In the wonderful world of beer that goes beyond mere mass-market belly wash, variants of hoppy India pale ales now rule the day. This isn’t a problem for IPA lovers, but its very popularity has encroached on the brewing of other traditional beer styles. If you build it and they don’t come, eventually you stop. Try to find, say, an English-style mild brown ale these days and the task is up there with Diogenes discovering an honest man.
The same is almost as true — though thankfully not quite — with Bock beers. These hearty, generally strong, malt-accented lagers began life as ales in Einbeck in northern Germany. But as author Darryl Richman notes in Bock (Brewers Publications, 1998), “In 1612, Duke Maximillian I persuaded the brewmaster of Einbeck, Elias Pichler, to come to Munich. Once in Munich, the brewmaster was not allowed to leave the town, so valuable were his skills considered.”
The Bavarian brewers in the south eventually put their own stamp on the beer and created a stronger Doppelbock (“double Bock”). Bock means “goat” in German, and the animal still festoons many a Bock beer label, but why the beer is called Bock is anyone’s guess. One decent idea is that southern Germans’ requests for an “Einbeck bier” evolved into “Ein Bock bier, bitte.”
Another is that Bocks were brewed under the sign of Capricorn, which is why they were then ready by and became staples of spring (frequently called Maibocks). Or maybe it’s just that the beers tend to have some kick to them.
We’ve filled up a six-pack with Bocks that should be relatively available and which suggest the subcategories of the style: Helles (“pale”) and Maibocks, generally lighter in color; Dunkel (“dark”); Weizenbocks (wheat beers, with a further subcategory of Dunkel Weizenbocks); Doppels and Eisbocks (literally, “ice Bocks,” a stronger version of Doppelbocks that freezes the original brew and saves the fortified liquid that is left).
(Troëgs Independent Brewing; Hershey, Pennsylvania; 8.2% ABV [alcohol by volume])
Those U.S. craft breweries that produce Bocks often do so as spring seasonals, like Troëgs’ Cultivator Helles Bock, a light gold, bready, grainy and floral brew once available February through April, mainly on the East Coast.
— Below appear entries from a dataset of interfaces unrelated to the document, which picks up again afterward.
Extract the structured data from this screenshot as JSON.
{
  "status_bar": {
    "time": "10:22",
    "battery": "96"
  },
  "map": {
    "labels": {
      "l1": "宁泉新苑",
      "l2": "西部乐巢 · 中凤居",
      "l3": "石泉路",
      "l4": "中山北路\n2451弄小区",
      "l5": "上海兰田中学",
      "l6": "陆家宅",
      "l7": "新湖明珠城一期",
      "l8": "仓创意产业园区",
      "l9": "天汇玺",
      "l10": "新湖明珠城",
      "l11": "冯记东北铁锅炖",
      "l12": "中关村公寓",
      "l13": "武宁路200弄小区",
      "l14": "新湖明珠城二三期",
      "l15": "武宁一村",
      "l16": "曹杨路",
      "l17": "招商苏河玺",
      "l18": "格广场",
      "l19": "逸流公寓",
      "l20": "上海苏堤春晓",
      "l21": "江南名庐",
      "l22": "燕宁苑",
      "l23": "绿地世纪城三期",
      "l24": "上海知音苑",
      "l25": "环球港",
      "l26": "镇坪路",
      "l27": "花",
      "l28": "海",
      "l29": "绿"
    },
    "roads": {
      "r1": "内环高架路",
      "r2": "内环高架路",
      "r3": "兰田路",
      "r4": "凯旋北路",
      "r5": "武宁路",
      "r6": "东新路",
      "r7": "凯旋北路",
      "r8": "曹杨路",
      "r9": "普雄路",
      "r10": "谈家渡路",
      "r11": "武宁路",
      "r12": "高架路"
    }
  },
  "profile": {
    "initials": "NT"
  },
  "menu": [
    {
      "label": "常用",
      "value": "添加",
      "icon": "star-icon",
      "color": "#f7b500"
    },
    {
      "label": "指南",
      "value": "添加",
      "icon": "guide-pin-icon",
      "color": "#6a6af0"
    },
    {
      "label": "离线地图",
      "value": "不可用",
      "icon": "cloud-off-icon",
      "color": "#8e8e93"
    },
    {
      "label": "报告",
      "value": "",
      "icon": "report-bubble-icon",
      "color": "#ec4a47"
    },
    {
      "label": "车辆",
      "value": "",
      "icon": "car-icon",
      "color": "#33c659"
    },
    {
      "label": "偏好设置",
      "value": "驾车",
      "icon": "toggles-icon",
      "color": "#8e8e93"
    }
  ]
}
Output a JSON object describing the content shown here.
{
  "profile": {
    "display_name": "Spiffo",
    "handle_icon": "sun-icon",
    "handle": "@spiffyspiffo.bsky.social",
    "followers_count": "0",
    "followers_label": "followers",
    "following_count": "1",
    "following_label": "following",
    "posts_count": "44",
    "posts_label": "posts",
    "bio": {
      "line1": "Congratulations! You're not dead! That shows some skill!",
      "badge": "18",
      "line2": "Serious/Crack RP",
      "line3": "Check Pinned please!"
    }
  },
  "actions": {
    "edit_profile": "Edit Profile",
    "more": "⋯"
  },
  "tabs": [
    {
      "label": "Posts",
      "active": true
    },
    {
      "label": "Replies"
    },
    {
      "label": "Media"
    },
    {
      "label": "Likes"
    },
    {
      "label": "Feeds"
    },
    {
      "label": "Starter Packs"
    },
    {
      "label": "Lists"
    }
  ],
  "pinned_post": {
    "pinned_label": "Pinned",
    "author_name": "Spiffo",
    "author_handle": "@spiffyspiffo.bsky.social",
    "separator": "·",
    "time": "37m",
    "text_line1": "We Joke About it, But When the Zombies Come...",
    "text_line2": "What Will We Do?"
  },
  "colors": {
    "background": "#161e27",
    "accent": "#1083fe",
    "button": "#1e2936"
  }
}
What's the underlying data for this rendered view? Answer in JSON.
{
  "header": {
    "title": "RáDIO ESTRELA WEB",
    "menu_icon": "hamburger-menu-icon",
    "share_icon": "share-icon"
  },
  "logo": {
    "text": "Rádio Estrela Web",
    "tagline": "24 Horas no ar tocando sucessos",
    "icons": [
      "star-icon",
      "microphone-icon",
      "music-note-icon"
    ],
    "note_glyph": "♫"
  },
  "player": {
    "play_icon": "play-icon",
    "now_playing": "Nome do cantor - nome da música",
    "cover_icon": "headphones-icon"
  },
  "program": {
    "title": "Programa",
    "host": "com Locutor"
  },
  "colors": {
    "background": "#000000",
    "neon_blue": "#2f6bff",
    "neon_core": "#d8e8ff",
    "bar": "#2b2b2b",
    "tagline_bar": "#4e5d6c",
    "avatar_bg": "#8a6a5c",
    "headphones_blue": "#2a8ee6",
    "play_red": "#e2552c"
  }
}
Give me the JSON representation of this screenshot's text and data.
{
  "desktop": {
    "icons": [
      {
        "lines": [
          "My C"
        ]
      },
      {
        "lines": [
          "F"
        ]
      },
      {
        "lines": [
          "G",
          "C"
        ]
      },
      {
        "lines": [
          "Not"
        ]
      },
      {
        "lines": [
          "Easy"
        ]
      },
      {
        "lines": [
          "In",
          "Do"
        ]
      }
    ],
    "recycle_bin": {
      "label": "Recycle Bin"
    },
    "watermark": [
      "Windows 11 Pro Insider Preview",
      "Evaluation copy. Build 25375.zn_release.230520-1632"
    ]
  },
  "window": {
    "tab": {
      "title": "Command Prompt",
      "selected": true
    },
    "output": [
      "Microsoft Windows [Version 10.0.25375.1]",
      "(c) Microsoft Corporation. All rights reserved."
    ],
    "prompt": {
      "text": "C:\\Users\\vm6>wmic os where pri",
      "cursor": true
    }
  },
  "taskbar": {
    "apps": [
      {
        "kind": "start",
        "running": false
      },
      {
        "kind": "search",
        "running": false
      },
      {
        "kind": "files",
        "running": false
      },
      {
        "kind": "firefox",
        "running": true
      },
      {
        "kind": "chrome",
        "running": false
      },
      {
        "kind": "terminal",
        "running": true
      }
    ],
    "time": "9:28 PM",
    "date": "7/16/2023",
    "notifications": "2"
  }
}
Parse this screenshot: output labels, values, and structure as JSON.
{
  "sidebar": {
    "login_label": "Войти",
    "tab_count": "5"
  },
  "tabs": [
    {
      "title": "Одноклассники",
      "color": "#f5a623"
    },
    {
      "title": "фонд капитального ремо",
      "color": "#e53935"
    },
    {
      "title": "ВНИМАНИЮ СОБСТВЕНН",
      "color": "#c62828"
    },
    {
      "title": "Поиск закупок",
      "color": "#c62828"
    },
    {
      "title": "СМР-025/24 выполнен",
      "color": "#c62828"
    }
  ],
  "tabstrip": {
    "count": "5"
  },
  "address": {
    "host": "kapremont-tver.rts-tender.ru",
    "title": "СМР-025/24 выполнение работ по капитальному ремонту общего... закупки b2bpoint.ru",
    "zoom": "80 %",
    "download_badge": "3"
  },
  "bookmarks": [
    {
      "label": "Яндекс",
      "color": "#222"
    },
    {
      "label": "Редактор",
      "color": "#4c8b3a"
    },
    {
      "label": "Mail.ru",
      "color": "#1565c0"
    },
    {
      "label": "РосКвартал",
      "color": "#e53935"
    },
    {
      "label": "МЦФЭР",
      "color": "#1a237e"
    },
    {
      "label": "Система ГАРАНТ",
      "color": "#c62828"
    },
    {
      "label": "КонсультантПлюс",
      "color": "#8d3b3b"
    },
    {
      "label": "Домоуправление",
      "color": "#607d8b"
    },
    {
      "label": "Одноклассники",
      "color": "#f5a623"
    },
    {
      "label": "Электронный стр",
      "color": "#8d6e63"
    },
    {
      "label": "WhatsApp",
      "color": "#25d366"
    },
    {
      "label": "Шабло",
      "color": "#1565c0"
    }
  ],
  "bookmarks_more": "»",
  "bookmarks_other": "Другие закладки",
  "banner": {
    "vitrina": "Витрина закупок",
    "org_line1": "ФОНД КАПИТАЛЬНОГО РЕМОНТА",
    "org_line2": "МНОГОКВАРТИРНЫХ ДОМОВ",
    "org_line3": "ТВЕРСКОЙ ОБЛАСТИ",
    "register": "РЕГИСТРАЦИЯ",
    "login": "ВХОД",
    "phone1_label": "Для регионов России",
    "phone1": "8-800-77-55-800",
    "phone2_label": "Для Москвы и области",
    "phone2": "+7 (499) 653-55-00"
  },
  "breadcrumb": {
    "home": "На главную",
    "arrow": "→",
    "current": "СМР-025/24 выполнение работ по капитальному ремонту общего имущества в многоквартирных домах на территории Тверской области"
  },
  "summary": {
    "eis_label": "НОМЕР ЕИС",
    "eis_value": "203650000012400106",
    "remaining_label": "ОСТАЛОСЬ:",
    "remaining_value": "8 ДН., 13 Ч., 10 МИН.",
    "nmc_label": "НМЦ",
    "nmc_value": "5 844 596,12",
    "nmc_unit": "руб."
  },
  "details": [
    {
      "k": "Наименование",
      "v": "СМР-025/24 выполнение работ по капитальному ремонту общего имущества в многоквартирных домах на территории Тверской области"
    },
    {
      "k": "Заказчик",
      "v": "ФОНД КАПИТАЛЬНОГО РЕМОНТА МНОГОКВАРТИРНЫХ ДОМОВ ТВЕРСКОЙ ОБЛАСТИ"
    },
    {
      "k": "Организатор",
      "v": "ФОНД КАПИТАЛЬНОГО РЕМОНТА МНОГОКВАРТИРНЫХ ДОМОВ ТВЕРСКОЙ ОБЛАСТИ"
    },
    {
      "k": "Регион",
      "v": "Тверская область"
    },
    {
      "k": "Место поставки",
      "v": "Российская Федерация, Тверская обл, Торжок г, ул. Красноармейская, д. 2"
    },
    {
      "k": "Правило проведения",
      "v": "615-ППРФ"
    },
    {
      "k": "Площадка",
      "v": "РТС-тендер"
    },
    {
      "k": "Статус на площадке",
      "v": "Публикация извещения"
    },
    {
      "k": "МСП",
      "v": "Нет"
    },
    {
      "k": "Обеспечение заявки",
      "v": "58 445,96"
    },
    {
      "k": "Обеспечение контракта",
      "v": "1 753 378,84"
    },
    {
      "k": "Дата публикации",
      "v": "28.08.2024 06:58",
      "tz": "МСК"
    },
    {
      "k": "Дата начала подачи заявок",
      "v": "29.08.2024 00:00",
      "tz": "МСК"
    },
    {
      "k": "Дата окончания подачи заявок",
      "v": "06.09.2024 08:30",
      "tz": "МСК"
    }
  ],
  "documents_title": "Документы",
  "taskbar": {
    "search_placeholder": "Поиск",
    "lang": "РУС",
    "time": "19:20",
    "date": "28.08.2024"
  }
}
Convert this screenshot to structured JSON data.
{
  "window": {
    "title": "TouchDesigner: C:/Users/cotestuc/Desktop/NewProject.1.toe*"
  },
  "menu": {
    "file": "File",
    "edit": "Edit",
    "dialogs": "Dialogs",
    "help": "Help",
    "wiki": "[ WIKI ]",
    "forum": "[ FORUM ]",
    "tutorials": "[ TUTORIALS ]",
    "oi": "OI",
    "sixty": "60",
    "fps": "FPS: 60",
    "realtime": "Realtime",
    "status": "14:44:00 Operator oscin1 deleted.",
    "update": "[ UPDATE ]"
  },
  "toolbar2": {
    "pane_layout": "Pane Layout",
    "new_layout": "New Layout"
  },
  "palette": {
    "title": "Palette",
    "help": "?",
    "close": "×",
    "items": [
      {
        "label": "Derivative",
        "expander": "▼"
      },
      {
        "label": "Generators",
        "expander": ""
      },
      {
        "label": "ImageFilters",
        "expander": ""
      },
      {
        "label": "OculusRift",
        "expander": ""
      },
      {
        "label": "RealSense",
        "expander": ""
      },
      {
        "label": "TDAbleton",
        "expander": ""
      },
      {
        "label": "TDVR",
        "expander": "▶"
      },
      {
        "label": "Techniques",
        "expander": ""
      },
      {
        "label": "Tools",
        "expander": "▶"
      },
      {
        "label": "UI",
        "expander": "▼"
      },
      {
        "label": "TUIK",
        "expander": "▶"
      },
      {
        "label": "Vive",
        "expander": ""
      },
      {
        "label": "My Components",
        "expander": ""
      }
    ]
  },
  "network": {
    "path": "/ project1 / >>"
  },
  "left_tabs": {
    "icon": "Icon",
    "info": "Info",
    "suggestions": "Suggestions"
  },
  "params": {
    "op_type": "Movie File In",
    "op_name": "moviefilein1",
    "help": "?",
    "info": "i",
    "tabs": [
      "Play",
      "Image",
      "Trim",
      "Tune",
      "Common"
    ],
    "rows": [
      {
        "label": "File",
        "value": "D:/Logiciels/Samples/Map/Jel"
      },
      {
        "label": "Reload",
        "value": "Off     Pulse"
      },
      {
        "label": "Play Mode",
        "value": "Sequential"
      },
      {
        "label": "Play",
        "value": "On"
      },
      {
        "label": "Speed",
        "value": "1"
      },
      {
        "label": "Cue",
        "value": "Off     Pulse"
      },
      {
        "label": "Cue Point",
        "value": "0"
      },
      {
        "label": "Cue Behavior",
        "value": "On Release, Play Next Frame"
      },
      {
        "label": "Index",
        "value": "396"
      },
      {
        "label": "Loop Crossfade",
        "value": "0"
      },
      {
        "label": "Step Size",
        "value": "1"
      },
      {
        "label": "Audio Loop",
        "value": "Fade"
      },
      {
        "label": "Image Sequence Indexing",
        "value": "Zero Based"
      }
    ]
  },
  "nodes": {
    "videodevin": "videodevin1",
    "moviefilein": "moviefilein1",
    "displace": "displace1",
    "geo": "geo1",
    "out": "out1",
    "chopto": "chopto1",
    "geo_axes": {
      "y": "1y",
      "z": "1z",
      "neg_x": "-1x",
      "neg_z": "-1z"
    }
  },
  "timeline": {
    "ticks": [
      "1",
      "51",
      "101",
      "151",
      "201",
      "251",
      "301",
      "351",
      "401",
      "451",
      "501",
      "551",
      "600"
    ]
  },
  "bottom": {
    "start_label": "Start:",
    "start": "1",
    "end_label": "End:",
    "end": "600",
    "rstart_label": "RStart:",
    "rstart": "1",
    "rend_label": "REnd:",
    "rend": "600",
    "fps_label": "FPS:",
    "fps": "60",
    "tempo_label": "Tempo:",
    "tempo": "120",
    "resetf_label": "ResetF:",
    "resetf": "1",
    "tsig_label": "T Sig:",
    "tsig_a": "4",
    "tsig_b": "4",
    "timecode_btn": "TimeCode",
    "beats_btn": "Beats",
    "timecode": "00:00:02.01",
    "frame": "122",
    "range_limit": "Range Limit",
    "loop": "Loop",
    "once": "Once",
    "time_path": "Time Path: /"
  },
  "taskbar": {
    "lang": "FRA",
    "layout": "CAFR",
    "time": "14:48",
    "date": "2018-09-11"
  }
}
But Troëgs now concentrates on one of its most popular beers, the year-round Troegenator Double Bock, a mahogany beauty that, like most doppels, strikes a rich caramel note. The
“-ator” suffix, also used for many Doppelbocks, is in tribute to the next beer.
(Paulaner Brauerei; Munich; 7.9% ABV)
The issue of how to overcome their Lenten fasting habits was niftily solved by Italian monks (who had relocated to Munich) through brewing a strong beer — liquid bread, after all — as early as 1634, naming it after the Savior. Considered the first Doppelbock, Salvator is still archetypal in its use of dark barley malt (Munich malt), creating a mild sweetness with a touch of caramel or molasses and a nuance of chocolate. A world classic by almost any measure, Salvator is the type of beer that, when you drink it, you wonder why you don’t drink it more often.
(Spoetzel Brewery; Shiner, Texas; 4.4% ABV)
If not a world classic Bock, Shiner is certainly one of the best-known and most readily available nationwide, now often in 24 oz. cans for those with Texas-size thirsts. Brewed in tiny Shiner, Texas, since 1913, the Spoetzel Brewery’s Dunkel Bock lacks a firm malt backbone, but it may be more approachable to some imbibers at a mere 4.4% ABV. It’s unbeatable for nostalgia.
Dead Guy Ale
(Rogue Ales; Newport, Oregon; 6.8% ABV)
A bit of an outlier in that this Maibock-style brew is actually a top-fermenting ale rather than a bottom-fermenting lager, its Munich, malt-accented palate is on the stylistic money. And the dead-guy label art makes it a lively pick for Day of the Dead parties.
(Bayerische Staatsbrauerei Weihenstephan; Freising, Germany; 7.7% ABV)
Though brewing probably began at the monastery in Freising as early as A.D. 725, the Benedictine monks didn’t officially obtain a brewing license until 1040. If now secularized, Weihenstephan has a solid hold on the claim of being the world’s oldest operating brewery. Vitus is its Weizenbock, a style perhaps owing more to southern German wheat beers than Bocks, as the malt character is somewhat overshadowed by estery banana and clove flavors. No matter, as this pale-gold, slightly turbid beer is singularly delicious.
Wire to Wire
(Pinehurst Brewing Company, North Carolina; 6.8% ABV)
Yes, the Pinehurst Resort has its own brewery to go along with all those golf courses. So it’s not a great surprise that its Dunkel Weizenbock refers to German golfer Martin Kaymer’s 2014 wire-to-wire U.S. Open win on Pinehurst No. 2. You will have to travel to Pinehurst to find this beer, but that’s never been considered a hardship.